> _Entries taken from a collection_
BEGIN

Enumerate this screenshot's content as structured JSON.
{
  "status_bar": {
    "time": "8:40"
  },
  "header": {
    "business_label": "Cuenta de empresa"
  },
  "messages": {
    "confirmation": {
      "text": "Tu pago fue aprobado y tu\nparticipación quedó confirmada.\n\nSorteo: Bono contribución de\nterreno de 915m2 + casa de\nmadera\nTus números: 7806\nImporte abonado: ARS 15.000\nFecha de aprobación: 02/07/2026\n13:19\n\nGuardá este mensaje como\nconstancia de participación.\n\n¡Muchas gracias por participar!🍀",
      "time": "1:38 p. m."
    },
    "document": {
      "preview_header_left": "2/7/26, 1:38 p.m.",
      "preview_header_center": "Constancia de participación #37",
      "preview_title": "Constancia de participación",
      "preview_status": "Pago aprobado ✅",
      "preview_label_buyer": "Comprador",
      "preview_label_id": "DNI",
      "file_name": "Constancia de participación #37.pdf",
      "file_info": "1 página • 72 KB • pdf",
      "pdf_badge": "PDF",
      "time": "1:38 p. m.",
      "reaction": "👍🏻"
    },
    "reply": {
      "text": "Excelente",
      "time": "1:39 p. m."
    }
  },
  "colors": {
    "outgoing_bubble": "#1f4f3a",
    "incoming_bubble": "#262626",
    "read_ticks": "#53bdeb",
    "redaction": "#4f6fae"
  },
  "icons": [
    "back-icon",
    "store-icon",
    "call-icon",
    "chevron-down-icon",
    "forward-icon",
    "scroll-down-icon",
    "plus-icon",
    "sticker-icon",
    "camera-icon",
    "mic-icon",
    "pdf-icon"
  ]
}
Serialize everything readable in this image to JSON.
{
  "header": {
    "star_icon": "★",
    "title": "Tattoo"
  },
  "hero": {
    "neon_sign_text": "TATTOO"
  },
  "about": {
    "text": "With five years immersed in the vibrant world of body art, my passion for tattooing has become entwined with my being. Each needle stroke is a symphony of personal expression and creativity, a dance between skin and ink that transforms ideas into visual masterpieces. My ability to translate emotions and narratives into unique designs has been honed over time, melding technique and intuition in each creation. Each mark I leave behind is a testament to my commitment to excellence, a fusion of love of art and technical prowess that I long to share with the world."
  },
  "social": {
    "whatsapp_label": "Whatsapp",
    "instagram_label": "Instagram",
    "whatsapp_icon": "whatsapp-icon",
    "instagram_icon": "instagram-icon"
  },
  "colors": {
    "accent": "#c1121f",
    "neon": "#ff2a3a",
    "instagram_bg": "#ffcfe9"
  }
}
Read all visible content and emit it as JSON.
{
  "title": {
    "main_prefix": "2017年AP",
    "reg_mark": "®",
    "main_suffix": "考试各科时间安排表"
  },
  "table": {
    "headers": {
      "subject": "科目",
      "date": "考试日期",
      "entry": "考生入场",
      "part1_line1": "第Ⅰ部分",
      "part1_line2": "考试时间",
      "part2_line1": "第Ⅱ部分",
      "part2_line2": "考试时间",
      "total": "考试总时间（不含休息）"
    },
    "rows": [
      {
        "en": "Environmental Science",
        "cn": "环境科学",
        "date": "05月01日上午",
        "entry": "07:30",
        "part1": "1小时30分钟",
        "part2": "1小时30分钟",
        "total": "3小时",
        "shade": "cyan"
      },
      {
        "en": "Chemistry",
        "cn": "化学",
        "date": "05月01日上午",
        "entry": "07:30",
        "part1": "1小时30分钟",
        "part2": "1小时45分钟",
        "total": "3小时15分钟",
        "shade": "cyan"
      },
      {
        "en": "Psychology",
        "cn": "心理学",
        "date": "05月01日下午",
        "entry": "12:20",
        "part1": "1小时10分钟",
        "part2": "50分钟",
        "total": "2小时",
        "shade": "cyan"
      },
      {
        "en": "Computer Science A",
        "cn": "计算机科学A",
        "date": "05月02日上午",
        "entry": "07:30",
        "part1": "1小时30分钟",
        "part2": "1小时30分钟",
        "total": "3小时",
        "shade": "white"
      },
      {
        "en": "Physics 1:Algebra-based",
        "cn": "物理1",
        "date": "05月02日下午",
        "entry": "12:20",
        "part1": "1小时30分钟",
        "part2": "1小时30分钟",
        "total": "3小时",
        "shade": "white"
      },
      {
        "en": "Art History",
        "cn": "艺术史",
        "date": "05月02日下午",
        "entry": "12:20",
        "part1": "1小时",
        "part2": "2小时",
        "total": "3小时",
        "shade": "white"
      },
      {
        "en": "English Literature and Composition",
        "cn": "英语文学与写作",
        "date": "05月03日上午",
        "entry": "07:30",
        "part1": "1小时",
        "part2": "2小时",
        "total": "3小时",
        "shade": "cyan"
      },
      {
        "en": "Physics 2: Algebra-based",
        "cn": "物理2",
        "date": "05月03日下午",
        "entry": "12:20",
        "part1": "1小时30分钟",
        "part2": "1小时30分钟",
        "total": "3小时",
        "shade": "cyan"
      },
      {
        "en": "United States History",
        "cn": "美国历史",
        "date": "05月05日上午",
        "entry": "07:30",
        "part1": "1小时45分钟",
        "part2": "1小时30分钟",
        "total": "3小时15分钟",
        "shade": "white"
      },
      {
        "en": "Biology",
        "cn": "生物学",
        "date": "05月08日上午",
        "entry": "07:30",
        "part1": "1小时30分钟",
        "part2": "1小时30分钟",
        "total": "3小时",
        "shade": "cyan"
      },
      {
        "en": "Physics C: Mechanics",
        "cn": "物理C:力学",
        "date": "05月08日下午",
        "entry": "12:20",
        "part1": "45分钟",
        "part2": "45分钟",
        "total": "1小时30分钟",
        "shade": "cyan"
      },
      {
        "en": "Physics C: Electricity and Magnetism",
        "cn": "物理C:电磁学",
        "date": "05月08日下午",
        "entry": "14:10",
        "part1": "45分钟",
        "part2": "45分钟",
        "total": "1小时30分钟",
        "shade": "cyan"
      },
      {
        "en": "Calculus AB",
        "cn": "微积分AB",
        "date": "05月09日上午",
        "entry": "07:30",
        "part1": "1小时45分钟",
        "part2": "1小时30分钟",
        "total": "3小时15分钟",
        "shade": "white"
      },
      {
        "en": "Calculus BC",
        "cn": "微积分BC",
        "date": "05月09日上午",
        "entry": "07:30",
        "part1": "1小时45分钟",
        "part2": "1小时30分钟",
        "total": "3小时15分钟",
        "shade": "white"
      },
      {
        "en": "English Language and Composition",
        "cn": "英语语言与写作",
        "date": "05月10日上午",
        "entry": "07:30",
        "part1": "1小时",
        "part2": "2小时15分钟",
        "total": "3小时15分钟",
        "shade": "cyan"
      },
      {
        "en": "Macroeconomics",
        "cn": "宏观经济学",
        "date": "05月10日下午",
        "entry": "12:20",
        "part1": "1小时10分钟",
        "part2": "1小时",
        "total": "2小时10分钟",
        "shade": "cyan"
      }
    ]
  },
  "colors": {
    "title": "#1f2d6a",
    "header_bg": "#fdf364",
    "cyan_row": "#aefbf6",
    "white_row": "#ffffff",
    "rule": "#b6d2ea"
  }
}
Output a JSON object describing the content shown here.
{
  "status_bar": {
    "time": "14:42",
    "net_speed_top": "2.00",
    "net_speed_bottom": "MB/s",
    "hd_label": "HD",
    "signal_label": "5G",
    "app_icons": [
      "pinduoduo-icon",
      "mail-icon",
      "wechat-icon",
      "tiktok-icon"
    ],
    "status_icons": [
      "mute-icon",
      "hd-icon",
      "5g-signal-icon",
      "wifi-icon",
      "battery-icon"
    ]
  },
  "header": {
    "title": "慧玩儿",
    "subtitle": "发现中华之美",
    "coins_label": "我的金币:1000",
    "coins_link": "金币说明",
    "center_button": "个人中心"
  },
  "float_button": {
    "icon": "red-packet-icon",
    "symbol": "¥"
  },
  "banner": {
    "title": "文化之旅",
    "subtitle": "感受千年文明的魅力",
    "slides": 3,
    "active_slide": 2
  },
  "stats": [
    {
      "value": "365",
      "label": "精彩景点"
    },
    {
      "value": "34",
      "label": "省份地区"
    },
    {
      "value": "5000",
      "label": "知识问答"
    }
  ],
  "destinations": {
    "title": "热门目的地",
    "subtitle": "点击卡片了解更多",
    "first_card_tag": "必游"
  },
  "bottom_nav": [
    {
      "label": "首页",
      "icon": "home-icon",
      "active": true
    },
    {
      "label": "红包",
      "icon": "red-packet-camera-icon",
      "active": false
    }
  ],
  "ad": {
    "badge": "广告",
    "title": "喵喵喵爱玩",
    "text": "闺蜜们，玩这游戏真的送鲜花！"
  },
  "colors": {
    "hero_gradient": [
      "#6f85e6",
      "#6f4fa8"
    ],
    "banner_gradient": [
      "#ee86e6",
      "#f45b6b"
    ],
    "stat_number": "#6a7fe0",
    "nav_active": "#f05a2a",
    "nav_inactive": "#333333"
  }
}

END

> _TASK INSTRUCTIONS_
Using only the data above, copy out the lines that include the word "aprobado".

> _WRITTEN ANSWER_
      "text": "Tu pago fue aprobado y tu\nparticipación quedó confirmada.\n\nSorteo: Bono contribución de\nterreno de 915m2 + casa de\nmadera\nTus números: 7806\nImporte abonado: ARS 15.000\nFecha de aprobación: 02/07/2026\n13:19\n\nGuardá este mensaje como\nconstancia de participación.\n\n¡Muchas gracias por participar!🍀",
      "preview_status": "Pago aprobado ✅",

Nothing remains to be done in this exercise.